[App and web page records]

-- Opening Marker --

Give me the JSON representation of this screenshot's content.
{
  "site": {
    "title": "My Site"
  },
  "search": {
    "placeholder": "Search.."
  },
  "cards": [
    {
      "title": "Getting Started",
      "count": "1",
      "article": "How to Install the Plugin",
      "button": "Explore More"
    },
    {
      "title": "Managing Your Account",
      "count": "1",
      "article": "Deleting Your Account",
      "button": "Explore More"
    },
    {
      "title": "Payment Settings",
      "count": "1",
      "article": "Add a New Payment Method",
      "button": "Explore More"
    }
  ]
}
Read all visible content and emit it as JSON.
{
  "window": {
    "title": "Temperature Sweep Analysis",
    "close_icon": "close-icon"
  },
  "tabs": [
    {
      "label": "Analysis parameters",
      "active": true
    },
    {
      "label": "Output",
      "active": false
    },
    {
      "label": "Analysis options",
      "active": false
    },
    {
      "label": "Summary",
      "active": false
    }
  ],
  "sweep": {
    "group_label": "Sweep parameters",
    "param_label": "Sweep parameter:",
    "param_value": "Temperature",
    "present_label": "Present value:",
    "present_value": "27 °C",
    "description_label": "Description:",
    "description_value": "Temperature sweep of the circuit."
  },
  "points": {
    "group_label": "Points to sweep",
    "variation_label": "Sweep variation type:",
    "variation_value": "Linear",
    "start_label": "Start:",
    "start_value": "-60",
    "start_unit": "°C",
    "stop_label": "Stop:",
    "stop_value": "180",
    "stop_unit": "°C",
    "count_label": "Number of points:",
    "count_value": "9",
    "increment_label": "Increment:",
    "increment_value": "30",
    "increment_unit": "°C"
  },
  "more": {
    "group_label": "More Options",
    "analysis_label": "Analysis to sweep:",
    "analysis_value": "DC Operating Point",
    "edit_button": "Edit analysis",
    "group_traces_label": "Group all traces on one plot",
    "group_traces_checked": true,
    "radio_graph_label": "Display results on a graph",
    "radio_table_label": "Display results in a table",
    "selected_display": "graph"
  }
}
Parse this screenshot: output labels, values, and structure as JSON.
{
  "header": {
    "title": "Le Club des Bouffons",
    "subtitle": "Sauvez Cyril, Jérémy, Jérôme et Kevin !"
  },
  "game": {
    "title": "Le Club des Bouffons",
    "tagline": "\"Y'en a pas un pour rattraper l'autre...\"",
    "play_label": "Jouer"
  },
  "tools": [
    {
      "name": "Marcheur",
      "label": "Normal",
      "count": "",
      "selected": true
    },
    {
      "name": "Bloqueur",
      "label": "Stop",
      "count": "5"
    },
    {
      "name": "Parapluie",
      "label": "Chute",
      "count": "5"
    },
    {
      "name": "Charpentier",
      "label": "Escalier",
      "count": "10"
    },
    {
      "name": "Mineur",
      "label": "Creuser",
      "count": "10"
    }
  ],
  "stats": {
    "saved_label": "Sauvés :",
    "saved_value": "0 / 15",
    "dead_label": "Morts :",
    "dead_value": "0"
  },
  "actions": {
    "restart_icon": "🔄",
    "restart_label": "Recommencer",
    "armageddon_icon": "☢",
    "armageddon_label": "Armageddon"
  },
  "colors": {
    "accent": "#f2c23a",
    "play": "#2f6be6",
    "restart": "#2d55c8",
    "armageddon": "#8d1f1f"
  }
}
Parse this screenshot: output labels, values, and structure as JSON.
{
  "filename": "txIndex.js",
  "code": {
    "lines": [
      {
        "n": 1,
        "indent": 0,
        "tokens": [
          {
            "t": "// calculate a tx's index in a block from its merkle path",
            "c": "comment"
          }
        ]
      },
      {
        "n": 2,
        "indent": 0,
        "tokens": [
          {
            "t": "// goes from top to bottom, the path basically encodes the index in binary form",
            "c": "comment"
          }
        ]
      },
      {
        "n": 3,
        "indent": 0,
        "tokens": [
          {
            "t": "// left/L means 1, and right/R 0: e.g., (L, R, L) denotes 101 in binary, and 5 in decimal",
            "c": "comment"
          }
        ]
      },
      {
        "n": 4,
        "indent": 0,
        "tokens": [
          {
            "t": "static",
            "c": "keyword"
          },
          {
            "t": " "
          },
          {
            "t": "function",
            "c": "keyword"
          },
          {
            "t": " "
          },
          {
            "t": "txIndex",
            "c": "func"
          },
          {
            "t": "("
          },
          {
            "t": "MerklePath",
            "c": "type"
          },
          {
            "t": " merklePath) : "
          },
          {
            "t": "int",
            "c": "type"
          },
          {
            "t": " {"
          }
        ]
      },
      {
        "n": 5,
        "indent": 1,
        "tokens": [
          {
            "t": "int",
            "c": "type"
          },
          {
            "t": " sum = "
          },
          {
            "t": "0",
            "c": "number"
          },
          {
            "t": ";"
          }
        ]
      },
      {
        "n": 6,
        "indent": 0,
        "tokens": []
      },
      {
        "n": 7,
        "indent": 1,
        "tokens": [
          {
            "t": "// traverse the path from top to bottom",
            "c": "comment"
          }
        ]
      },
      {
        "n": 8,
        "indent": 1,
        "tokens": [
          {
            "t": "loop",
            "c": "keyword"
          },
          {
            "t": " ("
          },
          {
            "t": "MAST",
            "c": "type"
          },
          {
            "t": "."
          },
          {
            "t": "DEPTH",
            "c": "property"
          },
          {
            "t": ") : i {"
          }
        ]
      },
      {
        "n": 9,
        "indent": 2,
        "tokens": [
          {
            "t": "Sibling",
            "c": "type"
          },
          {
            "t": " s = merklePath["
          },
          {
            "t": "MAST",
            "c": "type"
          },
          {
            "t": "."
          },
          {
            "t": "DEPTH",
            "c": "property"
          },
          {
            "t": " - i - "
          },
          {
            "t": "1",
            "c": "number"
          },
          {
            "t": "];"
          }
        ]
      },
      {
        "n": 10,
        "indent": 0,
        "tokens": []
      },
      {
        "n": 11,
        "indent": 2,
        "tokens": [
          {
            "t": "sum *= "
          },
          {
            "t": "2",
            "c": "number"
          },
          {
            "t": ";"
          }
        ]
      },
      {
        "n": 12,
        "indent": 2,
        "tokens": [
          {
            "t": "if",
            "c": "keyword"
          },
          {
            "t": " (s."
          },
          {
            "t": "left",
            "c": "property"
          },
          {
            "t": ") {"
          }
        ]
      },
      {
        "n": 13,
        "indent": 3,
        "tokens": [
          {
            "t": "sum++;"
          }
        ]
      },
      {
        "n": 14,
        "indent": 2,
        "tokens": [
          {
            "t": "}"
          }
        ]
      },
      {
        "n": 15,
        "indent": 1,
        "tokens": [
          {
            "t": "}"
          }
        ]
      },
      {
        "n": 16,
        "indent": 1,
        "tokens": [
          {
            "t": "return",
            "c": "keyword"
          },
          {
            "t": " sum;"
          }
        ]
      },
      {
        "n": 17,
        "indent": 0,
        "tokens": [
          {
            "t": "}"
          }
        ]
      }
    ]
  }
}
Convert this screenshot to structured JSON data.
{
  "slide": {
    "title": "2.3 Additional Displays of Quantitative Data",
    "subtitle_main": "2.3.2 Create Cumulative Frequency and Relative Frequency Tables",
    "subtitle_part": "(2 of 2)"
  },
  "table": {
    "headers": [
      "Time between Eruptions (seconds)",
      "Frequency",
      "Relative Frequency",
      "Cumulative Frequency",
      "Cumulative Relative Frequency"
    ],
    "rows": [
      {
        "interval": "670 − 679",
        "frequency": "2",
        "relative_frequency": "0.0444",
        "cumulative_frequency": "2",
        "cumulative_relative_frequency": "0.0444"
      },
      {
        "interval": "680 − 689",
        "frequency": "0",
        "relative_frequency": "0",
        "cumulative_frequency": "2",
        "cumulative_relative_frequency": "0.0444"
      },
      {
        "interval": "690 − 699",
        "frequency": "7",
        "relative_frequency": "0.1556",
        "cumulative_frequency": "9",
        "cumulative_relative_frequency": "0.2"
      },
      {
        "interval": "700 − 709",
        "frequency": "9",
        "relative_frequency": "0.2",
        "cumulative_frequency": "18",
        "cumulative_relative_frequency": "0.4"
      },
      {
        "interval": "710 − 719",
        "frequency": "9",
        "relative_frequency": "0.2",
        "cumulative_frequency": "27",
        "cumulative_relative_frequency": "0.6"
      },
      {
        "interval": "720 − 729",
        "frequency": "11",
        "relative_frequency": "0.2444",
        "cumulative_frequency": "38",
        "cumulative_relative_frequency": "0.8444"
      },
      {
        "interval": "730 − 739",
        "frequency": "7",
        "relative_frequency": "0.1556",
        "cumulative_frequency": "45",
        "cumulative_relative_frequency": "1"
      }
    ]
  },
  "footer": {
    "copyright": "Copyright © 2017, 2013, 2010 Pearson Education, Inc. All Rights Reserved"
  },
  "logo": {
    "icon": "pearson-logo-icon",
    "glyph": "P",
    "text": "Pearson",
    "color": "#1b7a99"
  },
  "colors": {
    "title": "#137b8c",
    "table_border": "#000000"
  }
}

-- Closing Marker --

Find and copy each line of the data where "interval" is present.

        "interval": "670 − 679",
        "interval": "680 − 689",
        "interval": "690 − 699",
        "interval": "700 − 709",
        "interval": "710 − 719",
        "interval": "720 − 729",
        "interval": "730 − 739",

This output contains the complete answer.